All of this is to say that while L’homme du train is a great film, it is still a reworking of a superior movie that it never properly acknowledged. This is something the detractors of The Man on the Train should think about while blasting a movie that is entertaining in its own right. Yes, The Man on the Train is not as good as L’homme du train, but that film is not as good as Face to Face. In terms of The Man on the Train, perhaps its biggest weakness is that it suffers from too much familiarity—at least that’s the problem I had with it. I’ve now seen two superior versions of this same story.
Like Leconte’s version, director Mary McGuckian’s take on the story moves at a deliberate and casual pace. Her direction is dependable and solid, but it pretty much feels like Indie Filmmaking 101—essentially there is nothing to set it apart from other indie films of comparable caliber. The film also suffers from a lack of chemistry between Sutherland and Mullen.
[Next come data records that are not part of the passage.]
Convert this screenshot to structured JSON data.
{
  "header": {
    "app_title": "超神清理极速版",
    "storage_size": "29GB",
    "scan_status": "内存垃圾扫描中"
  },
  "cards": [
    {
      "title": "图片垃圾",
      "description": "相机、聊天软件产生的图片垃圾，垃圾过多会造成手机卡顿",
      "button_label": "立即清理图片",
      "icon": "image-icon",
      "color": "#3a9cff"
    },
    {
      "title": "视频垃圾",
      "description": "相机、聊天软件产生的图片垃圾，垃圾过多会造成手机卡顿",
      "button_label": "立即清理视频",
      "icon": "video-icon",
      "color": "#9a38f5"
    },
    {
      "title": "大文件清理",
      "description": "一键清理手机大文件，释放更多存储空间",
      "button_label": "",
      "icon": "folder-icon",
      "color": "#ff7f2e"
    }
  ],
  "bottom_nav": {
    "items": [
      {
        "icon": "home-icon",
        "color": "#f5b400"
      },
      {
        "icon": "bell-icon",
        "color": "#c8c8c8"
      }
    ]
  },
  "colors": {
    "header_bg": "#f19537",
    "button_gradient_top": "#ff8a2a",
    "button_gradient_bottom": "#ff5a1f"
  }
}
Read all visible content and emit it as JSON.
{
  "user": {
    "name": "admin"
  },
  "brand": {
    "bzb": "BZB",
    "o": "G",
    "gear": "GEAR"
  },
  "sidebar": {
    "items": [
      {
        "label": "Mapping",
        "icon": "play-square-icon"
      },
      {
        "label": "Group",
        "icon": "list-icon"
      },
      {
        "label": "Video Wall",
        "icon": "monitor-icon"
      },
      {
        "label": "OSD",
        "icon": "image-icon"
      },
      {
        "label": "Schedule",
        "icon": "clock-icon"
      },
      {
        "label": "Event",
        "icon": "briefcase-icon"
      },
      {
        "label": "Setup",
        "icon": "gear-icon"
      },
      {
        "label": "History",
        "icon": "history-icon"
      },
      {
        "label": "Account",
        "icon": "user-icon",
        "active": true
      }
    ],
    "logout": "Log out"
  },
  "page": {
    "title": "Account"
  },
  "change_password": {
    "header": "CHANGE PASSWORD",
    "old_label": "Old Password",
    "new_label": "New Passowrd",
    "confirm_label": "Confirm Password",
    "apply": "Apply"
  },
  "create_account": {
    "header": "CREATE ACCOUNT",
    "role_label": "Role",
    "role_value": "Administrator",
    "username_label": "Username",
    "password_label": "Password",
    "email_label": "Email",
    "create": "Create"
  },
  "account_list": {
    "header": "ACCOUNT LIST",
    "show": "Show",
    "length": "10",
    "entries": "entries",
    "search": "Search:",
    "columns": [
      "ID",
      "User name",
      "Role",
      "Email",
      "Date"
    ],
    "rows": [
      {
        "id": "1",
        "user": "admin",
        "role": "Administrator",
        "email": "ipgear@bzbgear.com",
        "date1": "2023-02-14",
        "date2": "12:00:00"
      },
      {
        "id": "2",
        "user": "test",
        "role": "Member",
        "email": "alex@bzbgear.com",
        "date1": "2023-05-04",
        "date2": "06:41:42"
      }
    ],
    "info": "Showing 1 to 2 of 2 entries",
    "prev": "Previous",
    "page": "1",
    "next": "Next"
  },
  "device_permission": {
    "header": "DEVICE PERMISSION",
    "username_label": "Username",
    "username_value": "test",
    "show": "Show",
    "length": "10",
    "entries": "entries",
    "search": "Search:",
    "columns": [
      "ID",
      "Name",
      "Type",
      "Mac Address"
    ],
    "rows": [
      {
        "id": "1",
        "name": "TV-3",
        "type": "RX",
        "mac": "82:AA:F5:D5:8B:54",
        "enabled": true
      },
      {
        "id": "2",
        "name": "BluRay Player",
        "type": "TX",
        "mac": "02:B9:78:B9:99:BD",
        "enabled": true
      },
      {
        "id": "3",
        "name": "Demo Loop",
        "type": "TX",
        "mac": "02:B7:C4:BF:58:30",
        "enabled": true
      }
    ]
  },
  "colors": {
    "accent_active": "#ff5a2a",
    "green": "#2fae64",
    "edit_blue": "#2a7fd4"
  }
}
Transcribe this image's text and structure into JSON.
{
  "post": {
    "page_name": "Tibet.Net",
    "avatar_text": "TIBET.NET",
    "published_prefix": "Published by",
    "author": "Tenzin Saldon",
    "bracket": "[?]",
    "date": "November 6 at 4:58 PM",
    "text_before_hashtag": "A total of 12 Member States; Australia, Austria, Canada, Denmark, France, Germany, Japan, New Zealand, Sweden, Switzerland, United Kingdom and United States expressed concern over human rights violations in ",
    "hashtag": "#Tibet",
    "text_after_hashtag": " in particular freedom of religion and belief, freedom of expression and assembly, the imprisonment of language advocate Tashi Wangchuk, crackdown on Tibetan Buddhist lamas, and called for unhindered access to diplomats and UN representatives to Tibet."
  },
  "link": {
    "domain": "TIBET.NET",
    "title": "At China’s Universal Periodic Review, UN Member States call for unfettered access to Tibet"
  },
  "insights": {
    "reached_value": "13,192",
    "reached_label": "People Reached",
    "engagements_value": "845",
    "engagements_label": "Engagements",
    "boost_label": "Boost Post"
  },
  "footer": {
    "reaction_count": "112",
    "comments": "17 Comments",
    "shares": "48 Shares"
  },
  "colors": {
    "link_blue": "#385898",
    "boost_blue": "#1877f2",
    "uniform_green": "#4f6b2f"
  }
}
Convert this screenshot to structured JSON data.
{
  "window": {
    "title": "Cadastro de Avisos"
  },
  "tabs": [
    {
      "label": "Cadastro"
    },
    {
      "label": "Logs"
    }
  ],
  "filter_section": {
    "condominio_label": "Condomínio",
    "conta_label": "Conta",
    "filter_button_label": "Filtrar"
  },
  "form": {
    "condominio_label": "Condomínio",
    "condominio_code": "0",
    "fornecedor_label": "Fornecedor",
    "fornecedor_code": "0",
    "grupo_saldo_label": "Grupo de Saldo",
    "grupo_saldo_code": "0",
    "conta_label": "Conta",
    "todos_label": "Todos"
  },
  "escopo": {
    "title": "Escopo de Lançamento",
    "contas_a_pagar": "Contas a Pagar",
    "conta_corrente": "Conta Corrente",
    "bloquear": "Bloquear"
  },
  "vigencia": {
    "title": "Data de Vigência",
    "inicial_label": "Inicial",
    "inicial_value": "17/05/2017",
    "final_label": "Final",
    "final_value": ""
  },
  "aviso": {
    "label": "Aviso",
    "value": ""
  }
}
This is not to say that there is no chemistry at all, but compared to Rochefort and Halladay—and even Volonte and Milian—Sutherland and Mullen aren’t quite delivering the sort of character-driven magic this story is capable of generating. Sutherland’s performance is solid—though his best scene is the deleted one that appears as a bonus feature—while musician-turned-actor Mullen competently broods. But the Irish-born Mullen has trouble masking his accent (as do some other actors), which compounds a persistent problem of the film. Shot in Ireland and Canada, but set presumably in the United States, the film has no real sense of place, and instead drifts aimlessly in a world of make-believe small towns that populate many movies. For a variety or reasons the town in The Man on the Trainnever feels like a real town, and as a result it casts a shadow of non-reality over everything that takes place in the town, including the relationship between Sutherland and Mullen.
At the end of the day, The Man on the Train is a decent and entertaining film, with a few moments that truly shine—most courtesy of Sutherland, some courtesy of Mullen. For those that enjoy casually-paced character studies that rely on subtlety as a means of conveying both story and character development, it is compelling enough to be engaging. No, it is not as good as L’homme du train, but that film is not as good as Face to Face. But at the same time, all three films—variations of the same story and thematic explorations—are far more compelling than much of what is out there. And while I have my preferred film of these three, all three work in their own ways, and any one, including The Man on the Train, is worth watching.